It’s an experiment, very much in the spirt of “The Moth” and “The Bee,” said the organizers, KUER reporter Erik Neumann and freelance photojournalist Kim Raff.
“It’s sort of a more engaging format,” Raff said. “People are experiencing it, as opposed to just reading it on a screen. They’re physically present, experiencing it live.
“We’re also hitting people in more ways than one.”
Raff and Neumann are also two of the performers. They’ll be joined by Salt Lake Tribune political cartoonist Pat Bagley, freelance journalist Jennifer Dobner, radio producer/podcaster Andrea Smardon (“Changing Our Stories”), animator Jeff Atwood and investigative reporter/podcaster Andrew Becker (“The Monarch”).
And the band Book on Tape Worm will perform between stories.
The reporters/performers will present stories about identity and exclusion, a personal essay about coming to terms with loss, and photography about divisions in America.
“It’s not like we’re talking about the day’s events,” Neumann said. “It’s more like nonfiction narrative stories. Stories that are real and that are entertaining at the same time.”
Unlike the personal stories heard in “The Moth,” “These are reported stories,” he said.
Neumann was inspired by Pop-Up Magazine, which began in San Francisco in 2009. It also features reporters onstage presenting stories and has proven to be wildly popular. He and Raff believe it can work in Utah as well, and have spent countless hours organizing the event and working on their presentations.
They got a bit of help from the Salt Lake City Arts Council, which kicked in a $2,000 grant. And then KUER-FM partnered with the event, allowing them to book the State Room.
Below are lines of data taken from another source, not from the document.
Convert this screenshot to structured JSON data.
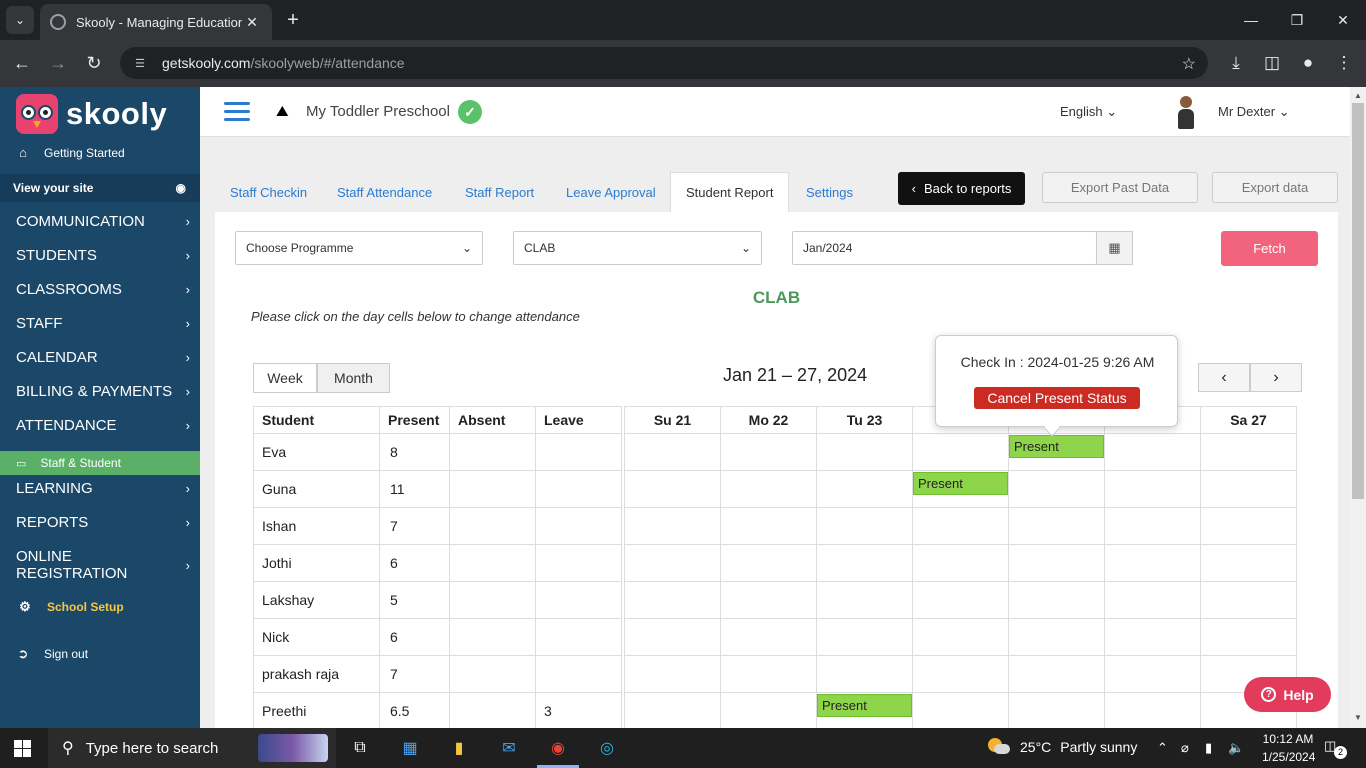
{
  "browser": {
    "tab_title": "Skooly - Managing Educational",
    "url_host": "getskooly.com",
    "url_path": "/skoolyweb/#/attendance"
  },
  "sidebar": {
    "brand": "skooly",
    "getting_started": "Getting Started",
    "view_site": "View your site",
    "items": [
      {
        "label": "COMMUNICATION"
      },
      {
        "label": "STUDENTS"
      },
      {
        "label": "CLASSROOMS"
      },
      {
        "label": "STAFF"
      },
      {
        "label": "CALENDAR"
      },
      {
        "label": "BILLING & PAYMENTS"
      },
      {
        "label": "ATTENDANCE"
      },
      {
        "label": "LEARNING"
      },
      {
        "label": "REPORTS"
      },
      {
        "label": "ONLINE REGISTRATION"
      }
    ],
    "active_subitem": "Staff & Student",
    "school_setup": "School Setup",
    "sign_out": "Sign out"
  },
  "header": {
    "school_name": "My Toddler Preschool",
    "language": "English",
    "user": "Mr Dexter"
  },
  "tabs": [
    {
      "label": "Staff Checkin"
    },
    {
      "label": "Staff Attendance"
    },
    {
      "label": "Staff Report"
    },
    {
      "label": "Leave Approval"
    },
    {
      "label": "Student Report"
    },
    {
      "label": "Settings"
    }
  ],
  "actions": {
    "back": "Back to reports",
    "export_past": "Export Past Data",
    "export": "Export data",
    "fetch": "Fetch"
  },
  "filters": {
    "programme": "Choose Programme",
    "group": "CLAB",
    "month": "Jan/2024"
  },
  "report": {
    "group_title": "CLAB",
    "hint": "Please click on the day cells below to change attendance",
    "view_week": "Week",
    "view_month": "Month",
    "range": "Jan 21 – 27, 2024"
  },
  "table": {
    "headers": [
      "Student",
      "Present",
      "Absent",
      "Leave"
    ],
    "rows": [
      {
        "name": "Eva",
        "present": "8",
        "absent": "",
        "leave": ""
      },
      {
        "name": "Guna",
        "present": "11",
        "absent": "",
        "leave": ""
      },
      {
        "name": "Ishan",
        "present": "7",
        "absent": "",
        "leave": ""
      },
      {
        "name": "Jothi",
        "present": "6",
        "absent": "",
        "leave": ""
      },
      {
        "name": "Lakshay",
        "present": "5",
        "absent": "",
        "leave": ""
      },
      {
        "name": "Nick",
        "present": "6",
        "absent": "",
        "leave": ""
      },
      {
        "name": "prakash raja",
        "present": "7",
        "absent": "",
        "leave": ""
      },
      {
        "name": "Preethi",
        "present": "6.5",
        "absent": "",
        "leave": "3"
      }
    ]
  },
  "calendar": {
    "days": [
      "Su 21",
      "Mo 22",
      "Tu 23",
      "",
      "",
      "",
      "Sa 27"
    ],
    "present_label": "Present"
  },
  "popover": {
    "checkin": "Check In : 2024-01-25 9:26 AM",
    "cancel": "Cancel Present Status"
  },
  "help": "Help",
  "taskbar": {
    "search": "Type here to search",
    "temp": "25°C",
    "weather": "Partly sunny",
    "time": "10:12 AM",
    "date": "1/25/2024",
    "notifications": "2"
  },
  "colors": {
    "sidebar_bg": "#1b4769",
    "accent_green": "#5ab067",
    "fetch_pink": "#f2647e",
    "present_green": "#8fd54c",
    "cancel_red": "#cc2b24",
    "help_red": "#e33b5c"
  }
}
“I really love this format because it’s these people who don’t normally get to collaborate working together on storytelling,” Raff said. “I think that’s a great way of taking stories to another place, another level, another dimension that they hadn’t really thought about.”
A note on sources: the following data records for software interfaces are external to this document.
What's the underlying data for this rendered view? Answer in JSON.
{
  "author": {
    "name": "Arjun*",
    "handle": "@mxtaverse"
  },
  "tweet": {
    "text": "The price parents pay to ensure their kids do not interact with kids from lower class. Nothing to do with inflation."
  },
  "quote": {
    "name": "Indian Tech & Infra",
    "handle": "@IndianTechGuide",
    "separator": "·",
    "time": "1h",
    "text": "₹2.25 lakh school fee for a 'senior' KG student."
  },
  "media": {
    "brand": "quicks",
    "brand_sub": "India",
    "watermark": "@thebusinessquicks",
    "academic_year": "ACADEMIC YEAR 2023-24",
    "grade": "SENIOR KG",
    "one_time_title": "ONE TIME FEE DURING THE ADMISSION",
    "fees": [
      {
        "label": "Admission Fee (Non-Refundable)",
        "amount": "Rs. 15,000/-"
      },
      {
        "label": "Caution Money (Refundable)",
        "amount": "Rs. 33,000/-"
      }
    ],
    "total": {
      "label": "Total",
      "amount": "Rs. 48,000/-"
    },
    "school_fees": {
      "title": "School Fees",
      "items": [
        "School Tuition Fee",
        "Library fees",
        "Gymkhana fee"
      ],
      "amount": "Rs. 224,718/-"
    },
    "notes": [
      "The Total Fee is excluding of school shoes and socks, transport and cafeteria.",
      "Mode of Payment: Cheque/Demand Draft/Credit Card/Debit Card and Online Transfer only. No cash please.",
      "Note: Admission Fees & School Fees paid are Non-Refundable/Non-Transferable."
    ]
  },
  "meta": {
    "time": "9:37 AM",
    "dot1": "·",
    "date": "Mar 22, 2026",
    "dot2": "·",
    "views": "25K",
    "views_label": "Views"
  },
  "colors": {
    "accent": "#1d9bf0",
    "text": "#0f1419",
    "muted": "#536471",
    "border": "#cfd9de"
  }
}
And a chance for reporters to step out from behind the curtain and connect with their audience.
“It sounds cheesy, but I think [it’s] just kind of a unique, special experience,” Neumann said. “A lot of reporters are not necessarily performers. We oftentimes just sit at our desks. I know that I’m talking to a lot of people on the radio on a regular basis, but more often than not I’m standing by myself in a sound studio talking to a microphone.
“This can be kind of raw and feels kind of different than seeing an actor who’s in a play, or a band or something like that. It’s a bunch of people who are really passionate about stories, so it’s a different venue to let them do that.”
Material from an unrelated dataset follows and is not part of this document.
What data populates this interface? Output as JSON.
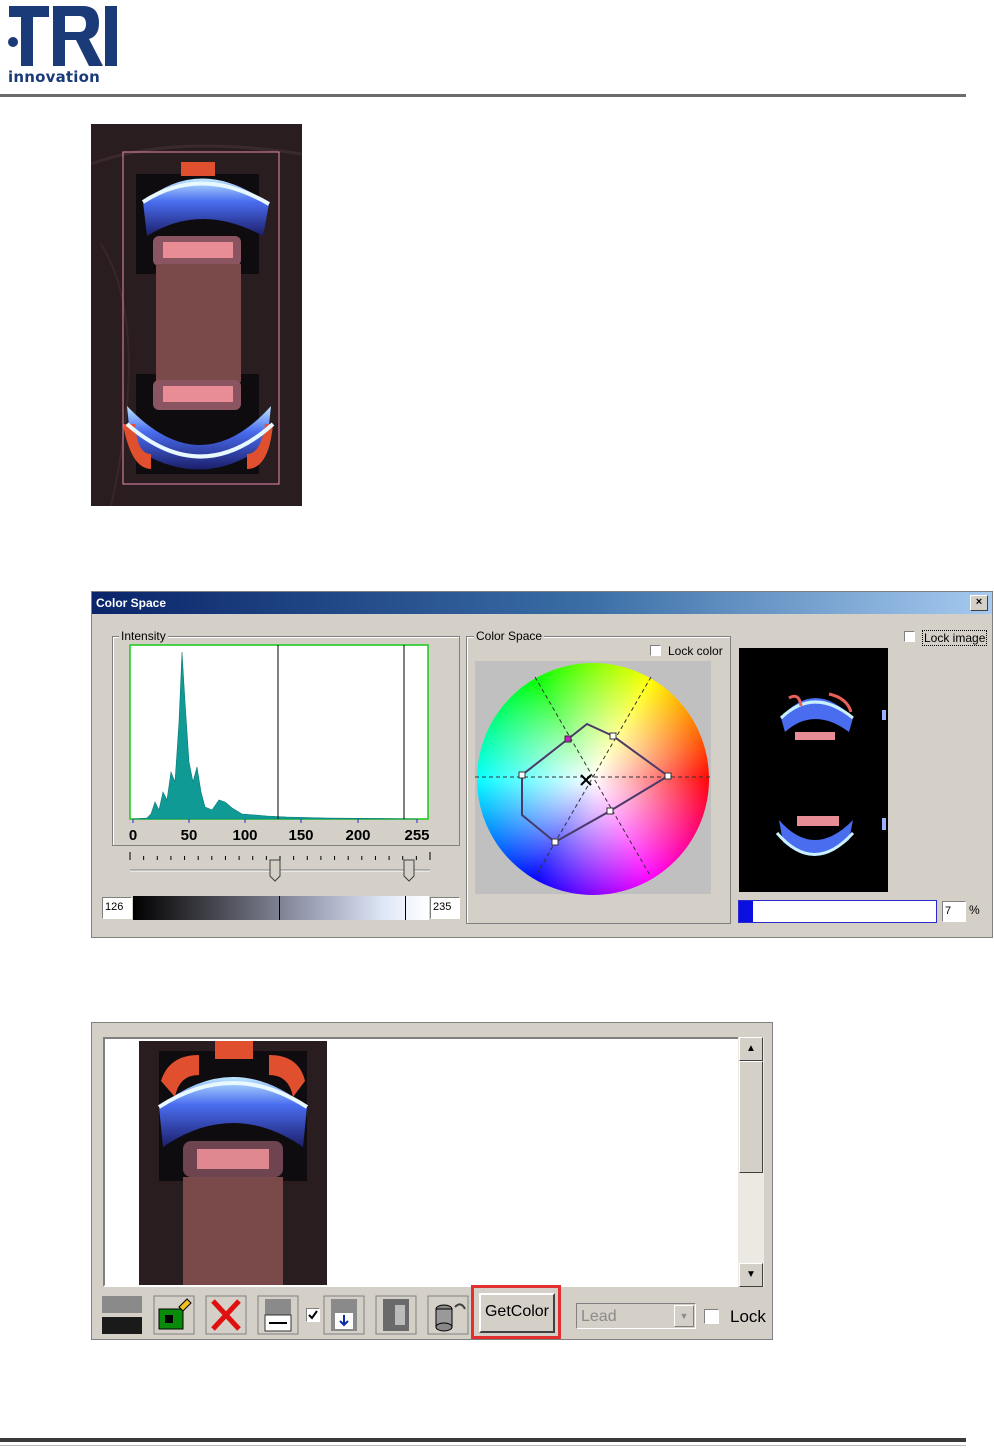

When • Tuesday, May 15, 7:30 p.m. (Doors open at 6:30 p.m.)
Where • The State Room, 638 S. State St., Salt Lake City
Tickets • $20 (general admission) available at The State Room box office and online at thestateroom.com and kuer.org